GIVEN DATA: Begin

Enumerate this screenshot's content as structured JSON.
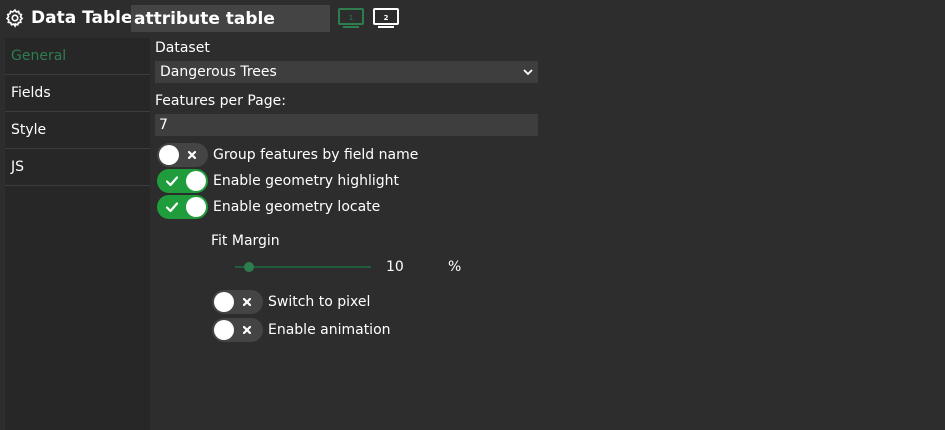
{
  "header": {
    "title": "Data Table",
    "name_value": "attribute table",
    "screen_buttons": [
      {
        "label": "1",
        "icon": "monitor-icon",
        "color": "#2e7d4f",
        "active": true
      },
      {
        "label": "2",
        "icon": "monitor-icon",
        "color": "#ffffff",
        "active": false
      }
    ]
  },
  "sidebar": {
    "items": [
      {
        "label": "General",
        "active": true
      },
      {
        "label": "Fields",
        "active": false
      },
      {
        "label": "Style",
        "active": false
      },
      {
        "label": "JS",
        "active": false
      }
    ]
  },
  "general": {
    "dataset_label": "Dataset",
    "dataset_value": "Dangerous Trees",
    "features_label": "Features per Page:",
    "features_value": "7",
    "toggles": [
      {
        "label": "Group features by field name",
        "on": false
      },
      {
        "label": "Enable geometry highlight",
        "on": true
      },
      {
        "label": "Enable geometry locate",
        "on": true
      }
    ],
    "fit_margin": {
      "label": "Fit Margin",
      "value": "10",
      "unit": "%",
      "fraction": 0.1
    },
    "sub_toggles": [
      {
        "label": "Switch to pixel",
        "on": false
      },
      {
        "label": "Enable animation",
        "on": false
      }
    ]
  },
  "colors": {
    "accent": "#2e7d4f",
    "toggle_on": "#1f9d3c",
    "background": "#2d2d2d",
    "sidebar": "#272727"
  }
}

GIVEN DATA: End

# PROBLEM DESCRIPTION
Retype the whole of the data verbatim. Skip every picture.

# RESPONSE AREA
Enumerate this screenshot's content as structured JSON.
{
  "header": {
    "title": "Data Table",
    "name_value": "attribute table",
    "screen_buttons": [
      {
        "label": "1",
        "icon": "monitor-icon",
        "color": "#2e7d4f",
        "active": true
      },
      {
        "label": "2",
        "icon": "monitor-icon",
        "color": "#ffffff",
        "active": false
      }
    ]
  },
  "sidebar": {
    "items": [
      {
        "label": "General",
        "active": true
      },
      {
        "label": "Fields",
        "active": false
      },
      {
        "label": "Style",
        "active": false
      },
      {
        "label": "JS",
        "active": false
      }
    ]
  },
  "general": {
    "dataset_label": "Dataset",
    "dataset_value": "Dangerous Trees",
    "features_label": "Features per Page:",
    "features_value": "7",
    "toggles": [
      {
        "label": "Group features by field name",
        "on": false
      },
      {
        "label": "Enable geometry highlight",
        "on": true
      },
      {
        "label": "Enable geometry locate",
        "on": true
      }
    ],
    "fit_margin": {
      "label": "Fit Margin",
      "value": "10",
      "unit": "%",
      "fraction": 0.1
    },
    "sub_toggles": [
      {
        "label": "Switch to pixel",
        "on": false
      },
      {
        "label": "Enable animation",
        "on": false
      }
    ]
  },
  "colors": {
    "accent": "#2e7d4f",
    "toggle_on": "#1f9d3c",
    "background": "#2d2d2d",
    "sidebar": "#272727"
  }
}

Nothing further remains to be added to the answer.